      Give it some time. This is all quite new to everyone, and maybe we don’t even have the language to do “proper” descriptions and reviews of VR games yet; it has to start somewhere, and that somewhere is what you’re feeling when playing. Also, VR games, if they get to grow and flourish, might become something altogether different to everything else, like that contraption game – it’s so close and personal you need a video to really understand what’s going on, and to get a hint of what you might experience when playing it. I’m sure conventions will form eventually, but it’s really too much to expect them to exist right now.

  5. melnificent says:

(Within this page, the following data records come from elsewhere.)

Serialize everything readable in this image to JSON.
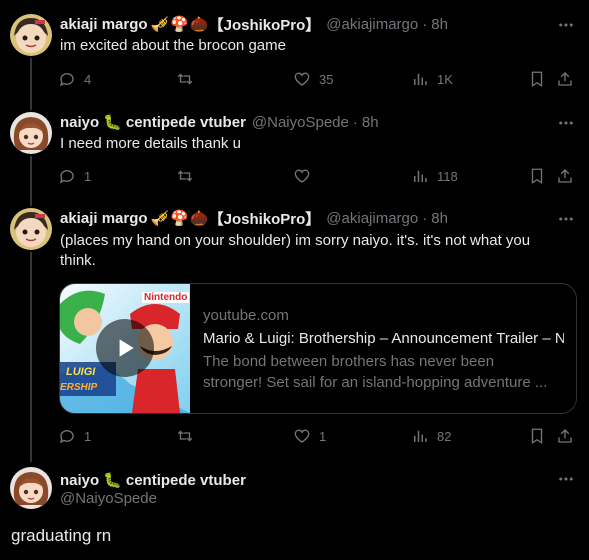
{
  "tweets": [
    {
      "name": "akiaji margo",
      "emoji": [
        "🎺",
        "🍄",
        "🌰"
      ],
      "tag": "【JoshikoPro】",
      "handle": "@akiajimargo",
      "time": "8h",
      "text": "im excited about the brocon game",
      "replies": "4",
      "retweets": "",
      "likes": "35",
      "views": "1K"
    },
    {
      "name": "naiyo",
      "emoji": [
        "🐛"
      ],
      "suffix": "centipede vtuber",
      "handle": "@NaiyoSpede",
      "time": "8h",
      "text": "I need more details thank u",
      "replies": "1",
      "retweets": "",
      "likes": "",
      "views": "118"
    },
    {
      "name": "akiaji margo",
      "emoji": [
        "🎺",
        "🍄",
        "🌰"
      ],
      "tag": "【JoshikoPro】",
      "handle": "@akiajimargo",
      "time": "8h",
      "text_line1": "(places my hand on your shoulder) im sorry naiyo. it's. it's not what you",
      "text_line2": "think.",
      "replies": "1",
      "retweets": "",
      "likes": "1",
      "views": "82",
      "card": {
        "domain": "youtube.com",
        "title": "Mario & Luigi: Brothership – Announcement Trailer – N",
        "desc_line1": "The bond between brothers has never been",
        "desc_line2": "stronger! Set sail for an island-hopping adventure ...",
        "thumb_text_top": "Nintendo",
        "thumb_text_logo1": "LUIGI",
        "thumb_text_logo2": "ERSHIP"
      }
    }
  ],
  "main": {
    "name": "naiyo",
    "emoji": [
      "🐛"
    ],
    "suffix": "centipede vtuber",
    "handle": "@NaiyoSpede",
    "text": "graduating rn"
  },
  "colors": {
    "background": "#000000",
    "text": "#e7e9ea",
    "muted": "#71767b",
    "border": "#2f3336"
  }
}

    “The sense of presence and tactility were astonishing. Not in a way that made me feel dislocated but in a way that makes my memory of the play session seem to take place on a small platform hovering in a void rather than in a small cubicle in a vast hall in central San Francisco. The platform and the blue sky is what I remember. That’s just how it was.”

    This is the biggest thing about VR. It changes from being a game on a monitor to being a game that your brain believes you were physically there at. This isn’t a unable to distinguish between reality and fantasy, this is something else that even the most hardened “I understand the difference” will struggle with at some point. I understand the difference, and yet playing driving games in VR bleeds over to real life driving.

    • darkteflon says:

      Guys, girls – seriously: VR is going to be ****ing amazing. Very exciting time to be alive.

  6. Cederic says:

    I’m intrigued by the American Football confusion. Didn’t all PC gamers learn the rules and basics by playing TV Sports Football in 1989?

    • Mags says:

      That section brought back memories of playing Wii Sports. More specifically, failing to play the Baseball game. Just how was it supposed to work? Every time you hit the ball it just seems to be a foul.

      I imagine American Football minigames would produce a similar level of existential bafflement.

  7. mottey says:

    wait… when did rockpapershotgun decide not to shit all over VR?!

    • ChrisGWaine says:

      There’s always been different stances on it between the various writers. I expect John is still anticipating a time when interest in VR has faded so he can declare told-you-so.

      • TacticalNuclearPenguin says:

        Same here, i just hope it won’t take that long!

      • Synesthesia says:

        Both of you can keep your grumpyness. I’ll be in DCS doing mad barrell rolls at you. While actually flicking the cabin switches! Oh boy oh boy oh boy.

    • Cinek says:

      I guess since one of them ordered Vive.